One thing to note when discussing comparative and superlative is what to do when adjectives have more than two syllables. Does it sound correct to say, 'This dress is beautifuller than your dress'? Of course not! This is because the adjective 'beautiful' has more than two syllables. In this case, you add the word 'more' before the adjective. 'This dress is more beautiful than your dress.' For the superlative, you add the word 'most.' 'This dress is the most beautiful.' However, be sure to remember to never use the words 'more' and 'most' in addition to the suffixes 'er' or 'est.' That would be superfluous and should be avoided at all times.

Overall, looking closely at how you are comparing objects or ideas is very important to your communications. Imagine if you were reading a textbook that used phrases like 'most beautifullest,' or 'The oak tree is tallest than the ash tree.' You would immediately begin to doubt the content of the entire text just because it made these simple comparative mistakes. In your own work, check to see how many objects or ideas you are comparing and how many syllables are in the comparing words. This will help you avoid making any errors when using comparison.


Once you have checked your writing for comparison errors, you need to be sure to pay attention to parallelism. Within grammar, parallelism means that all parts or words in a sentence have the same form.

Let's look at an example to clarify how this works in sentence structure. Look at this sentence: 'Tomorrow I will go skiing, snowboarding and hike.' Did you notice something was a bit off? Look at the structure of the listed activities: 'skiing,' 'snowboarding,' hike.' Which one doesn't fit? 'Skiing' and 'snowboarding' are parallel because they both have the same 'ing' ending. 'Hike' is in a different form and is not parallel. To make it parallel, 'hike' must be changed to 'hiking.'

Let's look at one more example to show parallelism. 'Today I went to the store, drive my mother to the doctor's, and ran two miles.' Did you see which word was not parallel? What tense are the verbs? 'Went' and 'ran' are in the past tense, but 'drive' is in present. This is not parallel. 'Drive' needs to be changed to 'drove' in order to make this sentence parallel.

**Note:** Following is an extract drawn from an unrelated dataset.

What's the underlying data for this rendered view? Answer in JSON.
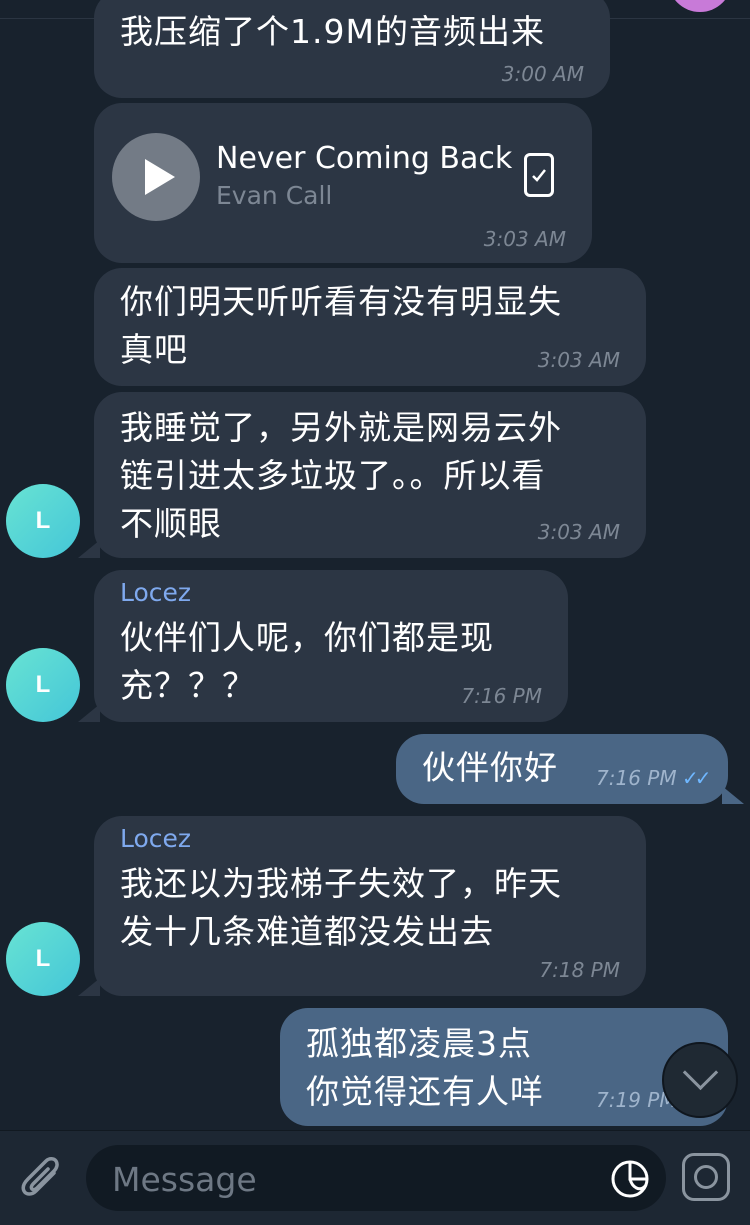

To unlock this lesson you must be a Member.
Create your account

Register to view this lesson

Are you a student or a teacher?

Unlock Your Education

See for yourself why 30 million people use

Become a member and start learning now.
Become a Member  Back
What teachers are saying about
Try it risk-free for 30 days

Earning College Credit

Did you know… We have over 160 college courses that prepare you to earn credit by exam that is accepted by over 1,500 colleges and universities. You can test out of the first two years of college and save thousands off your degree. Anyone can earn credit-by-exam regardless of age or education level.

To learn more, visit our Earning Credit Page

Transferring credit to the school of your choice

Not sure what college you want to attend yet? has thousands of articles about every imaginable degree, area of study and career path that can help you find the school that's right for you.

Create an account to start this course today
Try it risk-free for 30 days!
Create An Account